“The depression issue is like a herniated disk. It’s something you can always keep at bay if you’re prudent. That’s just my style,” Cousins said. “I’m not going to let anything get the best of me. If that would have been the case, I would have cashed this in at age 16.”

For so long, Cousins hoped just to speak to Posey and have some closure. When that didn’t happen, he decided that Posey must be under way in his healing (the catcher is recovering from a broken bone in his lower left leg and three torn ligaments in his ankle). Now, Cousins needed to heal himself.

USF is part of that process.

Cousins has returned to his school to work out every winter since the Marlins selected him in the third round of the 2006 draft. Yet this offseason is markedly different because of “the incident” – as he refers to it – that is still so fresh for a city that was celebrating an improbable World Series title just under a year ago.

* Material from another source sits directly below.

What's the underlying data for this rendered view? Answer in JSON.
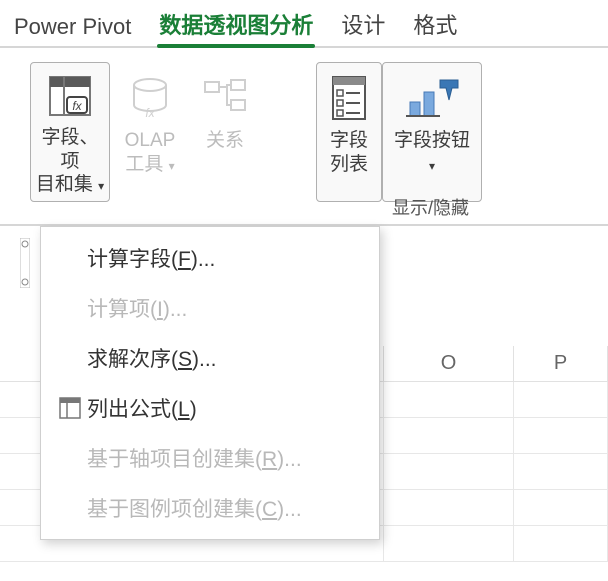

Cousins was the little-known rookie who clobbered and seriously injured the franchise superstar.

“I was basically run out of town by a lynch mob,” Cousins said. “I’m not going to be afraid of my own shadow. I’m not going to walk around with an apology letter on my back. That’s not the way life is lived. I’ve apologized till I’m blue in the face. It’s not going to change anything. I’m not going to stop living my life. I’m not going to be scared. I have big plans.”

Cousins didn’t play for the Marlins again after June 12, spending the rest of the season on the disabled list. And, no, he didn’t get hurt that night. His troublesome back has been bothering him for 2 1/2 years.

Six days a week, Cousins makes the short walk from his home to campus to work out and rehab. He will begin hitting off a tee Nov. 1.

“He helps all the guys, and it’s genuine,” said former Dons pitcher Matt Hiserman, now on Giarratano’s staff. “It would be easy for him to come and get his work in and not talk to anybody.”

Cousins couldn’t watch the replays of the collision on TV. He didn’t sleep well for days. Pete Rose – who ran over catcher Ray Fosse in the 1970 All-Star game – would later come to his defense. Umpire Jim Joyce, part of his own controversy last year when his blown call cost Tigers pitcher Armando Galarraga a perfect game, offered support.

“At the end of the day, it’s a baseball play,” Cousins said. “It’s a play that we get paid to make and that fans pay to watch. It’s an unfortunate part of the game, but it’s a necessary part of the game. That’s where I’m at with that. That’s it. There’s no other way to put it.”

Cousins is ready to start fresh next season – just as he did after nearly walking away from USF as a homesick freshman.

He stayed put playing for Giarratano and became West Coast Conference Player of the Year and an All-American, then eventually a major leaguer. He hopes one ill-fated moment doesn’t define his career.

“I’m still on the roster. I’m still kicking,” Cousins said. “My plan this year is to get in the best shape I’ve ever been in and come back with something to prove. I feel it’s my time to do something really great in this game.”